This is no accident, said Carbonell, who shares a bit about how each year’s installation is selected. “The art unifies the space but also provides opportunities to have conversations and dialogues about issues that are important to most people,” she said. “So not only art that is beautiful but art that addresses a multiplicity of issues that reflects a liberal arts education at Rollins.”

Hotel guests can immerse themselves in the art 24/7. But nonguests are welcome to explore it, too. Simply come for a drink or a bite to eat and read about the works on the plaques beside each piece. A free public art tour is given every Sunday at 1 p.m., and a happy hour tour is given on the first Wednesday of every month. Can’t make it? Ask for the audio-guide at the front desk or explore much of the collection online.
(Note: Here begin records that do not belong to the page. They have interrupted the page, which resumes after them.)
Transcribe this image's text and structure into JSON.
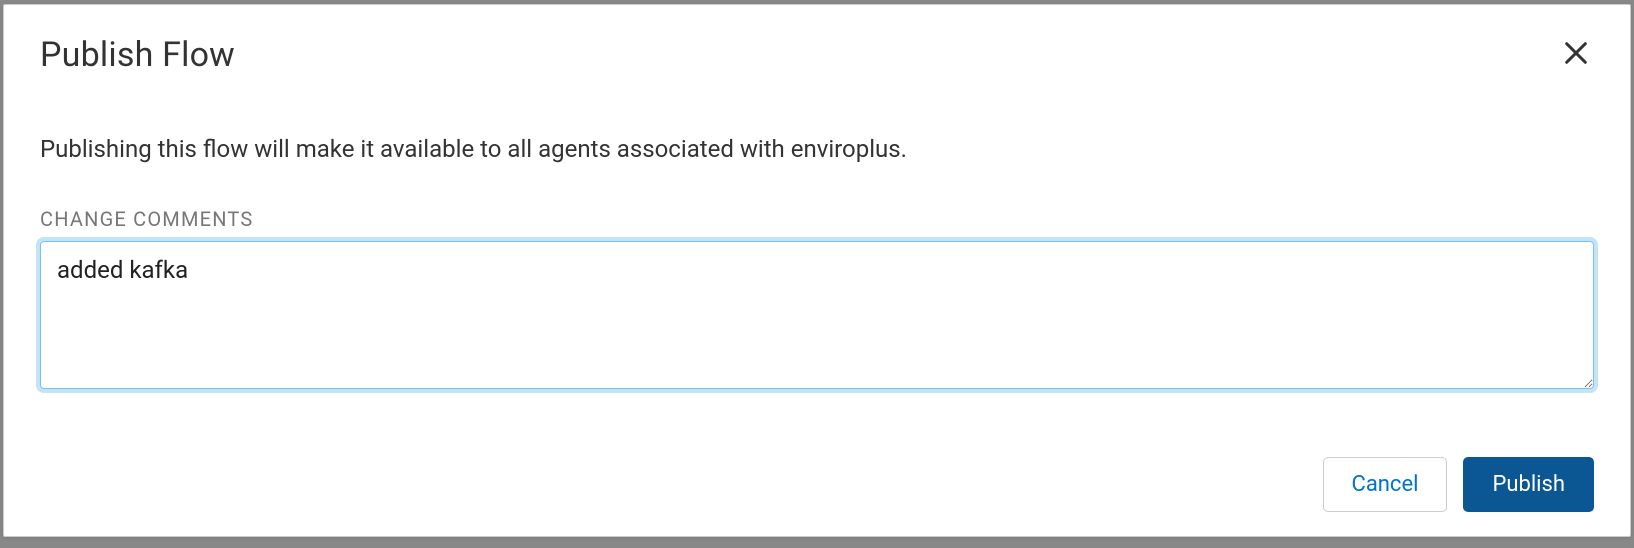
{
  "dialog": {
    "title": "Publish Flow",
    "description": "Publishing this flow will make it available to all agents associated with enviroplus.",
    "comments_label": "CHANGE COMMENTS",
    "comments_value": "added kafka",
    "cancel_label": "Cancel",
    "publish_label": "Publish"
  }
}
The 112-room inn is situated in the heart of Winter Park and is within comfortable walking distance of Rollins College and buzzy Park Avenue, which is loaded with shops and restaurants. A favorite outing for visitors is the Scenic Boat Tour that operates daily on the chain of lakes upon which Winter Park was founded in the late 1800s. This is such a walkable area that your clients really don’t need a car if they prefer to rely on Uber for airport transportation.